Marilinda Garcia is a young Hispanic state representative in New Hampshire who recently announced her candidacy for a competitive congressional seat. Upon which she was subject to a nasty attack by a colleague, dismissing her as a clone of another conservative in the state but in “stilettos,” then comparing her to celebrity Kim Kardashian.
In truth – as John Fund noted earlier this week in “The War on Conservative Minorities” — Garcia, in her fourth term in the statehouse, is considered a rising star in the party; she’s an accomplished harp player who has also earned a master’s from Harvard’s Kennedy School. In an interview with National Review Online’s Kathryn Jean Lopez, she speaks for herself about the attack, women in politics, and the future of America.KATHRYN JEAN LOPEZ:
What did you ever do to Peter Sullivan, who compared you to TMZ favorite Kim Kardashian, among other dismissals? Did you ever expect to be compared to her?
MARILINDA GARCIA: I do not know Sullivan personally, but I hope he finds peace. I think it’s unfortunate that women — whether they are Democrats like Hillary Clinton or conservatives like me – are often being evaluated by a different set of criteria that has nothing to do with our policy positions or how we would govern. This is not an issue I’m preoccupied with. I’m focused on what’s important to New Hampshire families: developing our economy to provide good-paying jobs and repealing Obamacare, which has done more harm to working-class New Hampshire than the president will acknowledge. But if running in this race helps show conservative young women that we do have a prominent place in the party, then that’s a positive.

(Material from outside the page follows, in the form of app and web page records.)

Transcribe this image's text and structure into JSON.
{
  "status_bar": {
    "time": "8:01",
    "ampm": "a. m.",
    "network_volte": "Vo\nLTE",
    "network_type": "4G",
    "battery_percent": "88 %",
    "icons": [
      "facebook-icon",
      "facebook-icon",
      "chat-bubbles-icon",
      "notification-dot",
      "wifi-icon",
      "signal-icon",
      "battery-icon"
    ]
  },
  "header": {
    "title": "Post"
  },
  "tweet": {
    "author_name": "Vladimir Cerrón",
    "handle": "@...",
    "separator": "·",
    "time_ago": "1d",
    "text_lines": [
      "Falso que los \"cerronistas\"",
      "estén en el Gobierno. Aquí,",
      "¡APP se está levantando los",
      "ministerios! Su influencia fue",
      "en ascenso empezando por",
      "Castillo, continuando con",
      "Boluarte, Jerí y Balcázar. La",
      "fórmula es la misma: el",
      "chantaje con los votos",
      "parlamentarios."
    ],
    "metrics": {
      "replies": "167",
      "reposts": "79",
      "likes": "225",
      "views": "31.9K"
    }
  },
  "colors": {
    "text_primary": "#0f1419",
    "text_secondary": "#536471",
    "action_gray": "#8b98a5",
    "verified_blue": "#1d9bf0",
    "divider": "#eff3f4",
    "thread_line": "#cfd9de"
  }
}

LOPEZ: Has making national headlines presented some beneficial opportunities?
GARCIA: I am grateful for the opportunity to spread my message of new-generation conservatism — a message of respect that empowers a free people and free enterprise. However, it is a shame that those concepts must be communicated under headlines about a salacious reality-TV personality and personal attacks in the political sphere.
LOPEZ: Do women have it harder — is the criticism harsher or crasser — in politics?
GARCIA: I think we are subject to different frames of reference, criticism, and attacks than men are, especially when it comes to appearance. To me, the most unfortunate by-product of such personal attacks and vitriol is it discourages good people — and women in particular — from getting involved in politics; causes citizens to be disgusted at the political process; and tarnishes the reputations of all elected officials by virtue of association. And it distracts us from the issues that really matter: Do my children have access to a quality education? Can we count on a steady income from a good job? Will I have affordable health insurance or will it be canceled due to the president’s health-care law? These are serious questions that unfortunately do not always receive the attention they deserve.
LOPEZ: What draws you to public service?
GARCIA: My experience in the state House of Representatives taught me that what we do in government matters, and the interaction between federal and state governments is key. I have been able to sponsor legislation relating to regulatory reform in the health-care sector, development of the innovation economy and the high-tech industry, and pricing transparency in health-care services because I work closely with business leaders and citizens with the same goal of developing New Hampshire’s economy for the long term in areas that are important for our state. That opened my eyes that those closest to the citizens and challenges New Hampshire faces know how to best find solutions to those challenges. I want to be a part of solving our common problems, and for me that required getting involved and running in this race to prevent an adversarial federal government from wreaking havoc on our state budget and policies.
LOPEZ: You’re a musician. Does that prepare one for politics in any interesting ways?
GARCIA: Yes, in that communicating a message that resonates with people is the goal of both a campaign and a musical performance. You have to be prepared, yet be adaptable and ready for the unexpected, while being inspired and seemingly effortless. And while most of the work occurs off the stage, you’re judged on what occurs on the stage.